icon bookmark-bicon bookmarkicon cameraicon checkicon chevron downicon chevron lefticon chevron righticon chevron upicon closeicon v-compressicon downloadicon editicon v-expandicon fbicon fileicon filtericon flag ruicon full chevron downicon full chevron lefticon full chevron righticon full chevron upicon gpicon insicon mailicon moveicon-musicicon mutedicon nomutedicon okicon v-pauseicon v-playicon searchicon shareicon sign inicon sign upicon stepbackicon stepforicon swipe downicon tagicon tagsicon tgicon trashicon twicon vkicon yticon wticon fm
23 Nov, 2017 15:46

'People have been brainwashed that Russia is to blame for everything' – Russian Deputy PM Mutko

'People have been brainwashed that Russia is to blame for everything' – Russian Deputy PM Mutko

Russian Deputy Prime Minister Vitaly Mutko says part of the blame for the doping scandal in Sochi lies with the World Anti-Doping Agency (WADA) and the International Olympic Committee (IOC), whose role it is to prevent doping activities.

"People have been brainwashed that all guilt lies with Russia, nobody remembers about WADA’s and the IOC’s responsibility,” Mutko told R-Sport on Thursday.

“It is us who should ask WADA, whose 22 representatives worked in Sochi’s laboratory, what did they do there? Were they asleep?”

“Twenty doping officers took doping probes. So check those people, who were responsible for taking the samples. Who took Alexander Legkov’s doping test? Let them answer why they closed the probe with just six, not 15 clicks? It all indicates that there is no irrefutable evidence of athletes’ guilt, but the [Oswald] Commission’s conclusions are considered to be a priori correct.”

The IOC Disciplinary Commission, chaired by Denis Oswald, has been examining evidence of alleged doping violations by 28 Russian team members, which were indicated in the McLaren report. On the basis of the Commission’s findings, the IOC has already handed life bans to six Russian skiers and four skeleton athletes, prohibiting them to take part in any future Olympic Games.

Last week, the WADA ruled that the Russian Anti-Doping Agency (RUSADA) was non-compliant with its code. Despite the IOC’s statements that this verdict will not affect its decision regarding Russia’s entry into the upcoming Winter Games in South Korea, speculation emerged in mass media that the Olympic governing body might impose a blanket ban on the Russian team.

READ MORE: WADA foundation board declares Russian anti-doping agency 'non-compliant' with international code

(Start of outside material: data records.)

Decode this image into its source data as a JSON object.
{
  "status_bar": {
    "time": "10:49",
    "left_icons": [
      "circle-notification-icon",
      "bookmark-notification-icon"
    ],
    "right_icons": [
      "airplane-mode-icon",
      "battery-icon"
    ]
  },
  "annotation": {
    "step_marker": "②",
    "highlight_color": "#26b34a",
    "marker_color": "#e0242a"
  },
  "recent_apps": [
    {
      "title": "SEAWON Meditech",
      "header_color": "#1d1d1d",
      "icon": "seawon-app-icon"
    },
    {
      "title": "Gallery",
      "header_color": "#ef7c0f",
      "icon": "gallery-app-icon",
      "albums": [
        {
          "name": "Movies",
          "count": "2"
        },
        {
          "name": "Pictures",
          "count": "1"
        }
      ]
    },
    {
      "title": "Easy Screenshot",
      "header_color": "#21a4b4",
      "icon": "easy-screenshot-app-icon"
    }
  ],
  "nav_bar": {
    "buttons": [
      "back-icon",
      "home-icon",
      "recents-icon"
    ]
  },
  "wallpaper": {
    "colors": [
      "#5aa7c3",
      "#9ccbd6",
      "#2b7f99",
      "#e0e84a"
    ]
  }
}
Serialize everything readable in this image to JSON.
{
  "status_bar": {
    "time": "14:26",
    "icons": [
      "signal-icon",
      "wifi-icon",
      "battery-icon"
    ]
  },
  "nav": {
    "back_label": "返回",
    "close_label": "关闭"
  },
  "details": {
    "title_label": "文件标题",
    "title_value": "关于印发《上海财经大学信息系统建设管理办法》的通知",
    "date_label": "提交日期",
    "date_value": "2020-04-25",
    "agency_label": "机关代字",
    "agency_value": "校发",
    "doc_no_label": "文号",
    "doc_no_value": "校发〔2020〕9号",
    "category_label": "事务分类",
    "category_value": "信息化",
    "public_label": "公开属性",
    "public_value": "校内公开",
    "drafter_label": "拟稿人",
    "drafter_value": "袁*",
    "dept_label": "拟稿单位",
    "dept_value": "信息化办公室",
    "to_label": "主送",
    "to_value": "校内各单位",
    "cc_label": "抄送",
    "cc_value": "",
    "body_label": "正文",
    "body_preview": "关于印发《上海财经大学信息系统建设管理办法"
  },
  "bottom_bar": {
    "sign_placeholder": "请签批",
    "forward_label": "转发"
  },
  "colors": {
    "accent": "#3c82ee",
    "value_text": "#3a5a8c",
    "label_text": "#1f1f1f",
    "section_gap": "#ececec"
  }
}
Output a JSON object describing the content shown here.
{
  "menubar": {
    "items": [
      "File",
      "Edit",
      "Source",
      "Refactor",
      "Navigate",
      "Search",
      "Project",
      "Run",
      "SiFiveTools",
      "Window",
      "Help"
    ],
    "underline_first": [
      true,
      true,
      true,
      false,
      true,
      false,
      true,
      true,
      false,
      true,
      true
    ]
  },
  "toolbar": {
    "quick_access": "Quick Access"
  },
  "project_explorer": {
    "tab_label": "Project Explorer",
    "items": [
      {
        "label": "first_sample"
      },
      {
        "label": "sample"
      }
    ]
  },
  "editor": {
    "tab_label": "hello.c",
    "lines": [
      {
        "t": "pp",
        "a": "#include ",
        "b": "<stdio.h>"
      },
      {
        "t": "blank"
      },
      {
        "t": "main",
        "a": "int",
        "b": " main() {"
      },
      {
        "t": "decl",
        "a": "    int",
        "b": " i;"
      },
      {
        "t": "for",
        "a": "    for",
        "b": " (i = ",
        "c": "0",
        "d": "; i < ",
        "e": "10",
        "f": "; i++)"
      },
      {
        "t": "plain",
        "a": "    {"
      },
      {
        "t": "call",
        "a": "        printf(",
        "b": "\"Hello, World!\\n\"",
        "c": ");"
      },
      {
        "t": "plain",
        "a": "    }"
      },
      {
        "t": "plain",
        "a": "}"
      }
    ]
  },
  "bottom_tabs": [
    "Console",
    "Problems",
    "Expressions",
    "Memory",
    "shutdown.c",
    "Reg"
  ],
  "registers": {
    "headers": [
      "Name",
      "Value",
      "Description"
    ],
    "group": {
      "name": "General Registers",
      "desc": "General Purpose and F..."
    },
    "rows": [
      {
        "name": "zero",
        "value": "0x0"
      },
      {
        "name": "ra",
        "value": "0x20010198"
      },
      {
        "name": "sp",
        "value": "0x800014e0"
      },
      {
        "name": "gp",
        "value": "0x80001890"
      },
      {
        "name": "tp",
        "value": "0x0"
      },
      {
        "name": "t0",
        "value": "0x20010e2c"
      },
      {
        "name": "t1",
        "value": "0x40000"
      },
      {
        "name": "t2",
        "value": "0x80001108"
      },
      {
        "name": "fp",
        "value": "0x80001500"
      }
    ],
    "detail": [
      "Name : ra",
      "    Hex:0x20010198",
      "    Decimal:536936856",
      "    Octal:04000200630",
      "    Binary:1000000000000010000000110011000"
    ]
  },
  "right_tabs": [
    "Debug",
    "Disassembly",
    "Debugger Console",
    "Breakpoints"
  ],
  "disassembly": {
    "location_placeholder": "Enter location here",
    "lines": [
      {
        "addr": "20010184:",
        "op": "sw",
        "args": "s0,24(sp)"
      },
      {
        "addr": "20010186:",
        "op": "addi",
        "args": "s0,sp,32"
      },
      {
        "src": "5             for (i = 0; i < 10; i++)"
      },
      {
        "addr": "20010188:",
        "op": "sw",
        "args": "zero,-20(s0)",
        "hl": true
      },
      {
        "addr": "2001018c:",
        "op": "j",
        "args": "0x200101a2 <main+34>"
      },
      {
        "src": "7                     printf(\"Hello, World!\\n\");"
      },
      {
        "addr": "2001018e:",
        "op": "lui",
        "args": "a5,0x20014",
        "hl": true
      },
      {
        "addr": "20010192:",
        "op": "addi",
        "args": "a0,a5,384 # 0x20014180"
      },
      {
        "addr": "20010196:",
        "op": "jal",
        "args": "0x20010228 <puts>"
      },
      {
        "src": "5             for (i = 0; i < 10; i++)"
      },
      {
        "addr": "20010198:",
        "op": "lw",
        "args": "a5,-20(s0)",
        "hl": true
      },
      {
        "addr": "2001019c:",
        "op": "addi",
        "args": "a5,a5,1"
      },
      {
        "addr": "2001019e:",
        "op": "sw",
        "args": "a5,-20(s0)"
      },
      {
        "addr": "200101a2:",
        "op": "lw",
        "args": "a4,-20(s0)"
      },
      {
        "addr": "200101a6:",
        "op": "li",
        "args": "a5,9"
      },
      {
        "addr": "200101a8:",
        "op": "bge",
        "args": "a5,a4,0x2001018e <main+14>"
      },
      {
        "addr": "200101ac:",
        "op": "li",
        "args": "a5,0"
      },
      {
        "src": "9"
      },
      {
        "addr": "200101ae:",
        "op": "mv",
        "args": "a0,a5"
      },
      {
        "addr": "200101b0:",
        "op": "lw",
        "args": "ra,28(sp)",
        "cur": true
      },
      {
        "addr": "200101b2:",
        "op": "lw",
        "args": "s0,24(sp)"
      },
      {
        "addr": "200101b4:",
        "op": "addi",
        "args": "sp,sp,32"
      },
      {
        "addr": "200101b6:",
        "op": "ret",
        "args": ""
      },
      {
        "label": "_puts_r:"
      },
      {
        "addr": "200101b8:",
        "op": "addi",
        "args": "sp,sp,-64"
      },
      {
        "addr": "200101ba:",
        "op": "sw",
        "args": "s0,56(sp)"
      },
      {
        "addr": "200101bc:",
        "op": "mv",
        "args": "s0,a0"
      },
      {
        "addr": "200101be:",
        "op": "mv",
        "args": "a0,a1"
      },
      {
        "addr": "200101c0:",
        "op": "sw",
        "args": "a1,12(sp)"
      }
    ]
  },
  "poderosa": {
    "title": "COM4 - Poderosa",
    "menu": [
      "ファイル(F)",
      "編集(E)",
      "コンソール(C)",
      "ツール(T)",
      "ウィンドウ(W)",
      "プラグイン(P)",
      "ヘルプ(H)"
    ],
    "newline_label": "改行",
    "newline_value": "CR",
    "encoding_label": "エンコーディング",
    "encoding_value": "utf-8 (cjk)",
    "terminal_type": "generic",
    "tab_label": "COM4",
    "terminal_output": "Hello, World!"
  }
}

Two weeks ago, the New York Times reported that the Russian national anthem and flag might be banned at the Winter Olympics as a possible punishment for alleged doping violations. Russian officials, however, called the prospect of performing in PyeongChang as neutral athletes unacceptable for the national squad.

The IOC will announce its decision regarding Russia’s participation in the 2018 Winter Games at its Executive Board meeting, which is scheduled for December 5.